→ TASK MATERIAL
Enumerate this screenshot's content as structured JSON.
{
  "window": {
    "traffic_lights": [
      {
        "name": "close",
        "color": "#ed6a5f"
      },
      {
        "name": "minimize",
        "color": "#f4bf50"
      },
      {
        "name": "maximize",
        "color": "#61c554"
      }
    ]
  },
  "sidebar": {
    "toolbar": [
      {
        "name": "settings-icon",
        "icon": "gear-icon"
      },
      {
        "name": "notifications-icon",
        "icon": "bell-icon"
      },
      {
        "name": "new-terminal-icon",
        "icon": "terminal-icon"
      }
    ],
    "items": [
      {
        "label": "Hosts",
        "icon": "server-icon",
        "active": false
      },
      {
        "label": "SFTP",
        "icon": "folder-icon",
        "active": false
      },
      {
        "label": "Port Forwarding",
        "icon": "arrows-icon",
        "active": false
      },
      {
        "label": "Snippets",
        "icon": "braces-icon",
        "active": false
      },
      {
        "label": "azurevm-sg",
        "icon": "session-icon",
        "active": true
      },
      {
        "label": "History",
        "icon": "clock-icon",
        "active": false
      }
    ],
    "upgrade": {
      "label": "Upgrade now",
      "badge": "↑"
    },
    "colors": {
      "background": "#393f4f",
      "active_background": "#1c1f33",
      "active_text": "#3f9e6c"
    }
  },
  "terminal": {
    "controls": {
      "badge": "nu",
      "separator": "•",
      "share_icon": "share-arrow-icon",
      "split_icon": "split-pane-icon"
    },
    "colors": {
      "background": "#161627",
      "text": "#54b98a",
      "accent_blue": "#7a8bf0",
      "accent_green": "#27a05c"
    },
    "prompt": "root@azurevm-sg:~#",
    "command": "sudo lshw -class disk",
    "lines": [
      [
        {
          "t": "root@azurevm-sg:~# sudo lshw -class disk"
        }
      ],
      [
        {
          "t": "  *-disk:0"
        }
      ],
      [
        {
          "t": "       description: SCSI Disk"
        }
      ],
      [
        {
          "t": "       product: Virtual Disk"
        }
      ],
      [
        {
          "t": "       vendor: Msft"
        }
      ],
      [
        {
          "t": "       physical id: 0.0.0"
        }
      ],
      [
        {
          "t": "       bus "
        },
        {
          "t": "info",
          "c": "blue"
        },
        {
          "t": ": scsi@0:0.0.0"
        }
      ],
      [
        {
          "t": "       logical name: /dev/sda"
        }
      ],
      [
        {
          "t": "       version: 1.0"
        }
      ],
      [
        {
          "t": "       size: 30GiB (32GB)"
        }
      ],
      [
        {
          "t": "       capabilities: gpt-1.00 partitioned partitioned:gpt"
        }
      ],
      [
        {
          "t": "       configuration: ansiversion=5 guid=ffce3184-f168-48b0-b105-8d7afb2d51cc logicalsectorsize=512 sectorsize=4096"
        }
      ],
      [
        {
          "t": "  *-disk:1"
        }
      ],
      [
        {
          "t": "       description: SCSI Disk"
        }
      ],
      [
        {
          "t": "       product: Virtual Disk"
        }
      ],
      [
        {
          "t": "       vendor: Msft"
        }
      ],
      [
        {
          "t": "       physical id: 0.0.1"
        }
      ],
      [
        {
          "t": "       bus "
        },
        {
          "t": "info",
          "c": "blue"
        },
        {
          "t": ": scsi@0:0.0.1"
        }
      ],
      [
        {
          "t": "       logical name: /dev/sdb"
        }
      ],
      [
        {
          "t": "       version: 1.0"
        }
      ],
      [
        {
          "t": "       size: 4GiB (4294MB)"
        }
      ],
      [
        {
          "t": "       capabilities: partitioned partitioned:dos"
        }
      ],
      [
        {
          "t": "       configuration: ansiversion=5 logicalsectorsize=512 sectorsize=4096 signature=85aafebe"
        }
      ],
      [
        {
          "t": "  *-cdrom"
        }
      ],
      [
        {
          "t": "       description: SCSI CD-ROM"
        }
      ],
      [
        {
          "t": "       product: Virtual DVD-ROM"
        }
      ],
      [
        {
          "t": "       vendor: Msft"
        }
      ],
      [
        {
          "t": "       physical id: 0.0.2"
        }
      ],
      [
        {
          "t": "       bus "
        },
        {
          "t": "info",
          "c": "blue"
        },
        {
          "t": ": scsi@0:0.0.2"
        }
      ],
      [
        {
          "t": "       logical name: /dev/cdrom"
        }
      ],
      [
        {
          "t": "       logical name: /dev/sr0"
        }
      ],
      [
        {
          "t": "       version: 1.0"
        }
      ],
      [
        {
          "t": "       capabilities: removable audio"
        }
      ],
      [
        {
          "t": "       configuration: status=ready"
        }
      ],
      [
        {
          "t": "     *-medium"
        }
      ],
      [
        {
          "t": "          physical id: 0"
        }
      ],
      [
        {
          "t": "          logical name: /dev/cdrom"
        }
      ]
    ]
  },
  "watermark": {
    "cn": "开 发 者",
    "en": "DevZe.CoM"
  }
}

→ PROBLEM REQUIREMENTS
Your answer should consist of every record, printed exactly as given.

→ TASK RESULT
Enumerate this screenshot's content as structured JSON.
{
  "window": {
    "traffic_lights": [
      {
        "name": "close",
        "color": "#ed6a5f"
      },
      {
        "name": "minimize",
        "color": "#f4bf50"
      },
      {
        "name": "maximize",
        "color": "#61c554"
      }
    ]
  },
  "sidebar": {
    "toolbar": [
      {
        "name": "settings-icon",
        "icon": "gear-icon"
      },
      {
        "name": "notifications-icon",
        "icon": "bell-icon"
      },
      {
        "name": "new-terminal-icon",
        "icon": "terminal-icon"
      }
    ],
    "items": [
      {
        "label": "Hosts",
        "icon": "server-icon",
        "active": false
      },
      {
        "label": "SFTP",
        "icon": "folder-icon",
        "active": false
      },
      {
        "label": "Port Forwarding",
        "icon": "arrows-icon",
        "active": false
      },
      {
        "label": "Snippets",
        "icon": "braces-icon",
        "active": false
      },
      {
        "label": "azurevm-sg",
        "icon": "session-icon",
        "active": true
      },
      {
        "label": "History",
        "icon": "clock-icon",
        "active": false
      }
    ],
    "upgrade": {
      "label": "Upgrade now",
      "badge": "↑"
    },
    "colors": {
      "background": "#393f4f",
      "active_background": "#1c1f33",
      "active_text": "#3f9e6c"
    }
  },
  "terminal": {
    "controls": {
      "badge": "nu",
      "separator": "•",
      "share_icon": "share-arrow-icon",
      "split_icon": "split-pane-icon"
    },
    "colors": {
      "background": "#161627",
      "text": "#54b98a",
      "accent_blue": "#7a8bf0",
      "accent_green": "#27a05c"
    },
    "prompt": "root@azurevm-sg:~#",
    "command": "sudo lshw -class disk",
    "lines": [
      [
        {
          "t": "root@azurevm-sg:~# sudo lshw -class disk"
        }
      ],
      [
        {
          "t": "  *-disk:0"
        }
      ],
      [
        {
          "t": "       description: SCSI Disk"
        }
      ],
      [
        {
          "t": "       product: Virtual Disk"
        }
      ],
      [
        {
          "t": "       vendor: Msft"
        }
      ],
      [
        {
          "t": "       physical id: 0.0.0"
        }
      ],
      [
        {
          "t": "       bus "
        },
        {
          "t": "info",
          "c": "blue"
        },
        {
          "t": ": scsi@0:0.0.0"
        }
      ],
      [
        {
          "t": "       logical name: /dev/sda"
        }
      ],
      [
        {
          "t": "       version: 1.0"
        }
      ],
      [
        {
          "t": "       size: 30GiB (32GB)"
        }
      ],
      [
        {
          "t": "       capabilities: gpt-1.00 partitioned partitioned:gpt"
        }
      ],
      [
        {
          "t": "       configuration: ansiversion=5 guid=ffce3184-f168-48b0-b105-8d7afb2d51cc logicalsectorsize=512 sectorsize=4096"
        }
      ],
      [
        {
          "t": "  *-disk:1"
        }
      ],
      [
        {
          "t": "       description: SCSI Disk"
        }
      ],
      [
        {
          "t": "       product: Virtual Disk"
        }
      ],
      [
        {
          "t": "       vendor: Msft"
        }
      ],
      [
        {
          "t": "       physical id: 0.0.1"
        }
      ],
      [
        {
          "t": "       bus "
        },
        {
          "t": "info",
          "c": "blue"
        },
        {
          "t": ": scsi@0:0.0.1"
        }
      ],
      [
        {
          "t": "       logical name: /dev/sdb"
        }
      ],
      [
        {
          "t": "       version: 1.0"
        }
      ],
      [
        {
          "t": "       size: 4GiB (4294MB)"
        }
      ],
      [
        {
          "t": "       capabilities: partitioned partitioned:dos"
        }
      ],
      [
        {
          "t": "       configuration: ansiversion=5 logicalsectorsize=512 sectorsize=4096 signature=85aafebe"
        }
      ],
      [
        {
          "t": "  *-cdrom"
        }
      ],
      [
        {
          "t": "       description: SCSI CD-ROM"
        }
      ],
      [
        {
          "t": "       product: Virtual DVD-ROM"
        }
      ],
      [
        {
          "t": "       vendor: Msft"
        }
      ],
      [
        {
          "t": "       physical id: 0.0.2"
        }
      ],
      [
        {
          "t": "       bus "
        },
        {
          "t": "info",
          "c": "blue"
        },
        {
          "t": ": scsi@0:0.0.2"
        }
      ],
      [
        {
          "t": "       logical name: /dev/cdrom"
        }
      ],
      [
        {
          "t": "       logical name: /dev/sr0"
        }
      ],
      [
        {
          "t": "       version: 1.0"
        }
      ],
      [
        {
          "t": "       capabilities: removable audio"
        }
      ],
      [
        {
          "t": "       configuration: status=ready"
        }
      ],
      [
        {
          "t": "     *-medium"
        }
      ],
      [
        {
          "t": "          physical id: 0"
        }
      ],
      [
        {
          "t": "          logical name: /dev/cdrom"
        }
      ]
    ]
  },
  "watermark": {
    "cn": "开 发 者",
    "en": "DevZe.CoM"
  }
}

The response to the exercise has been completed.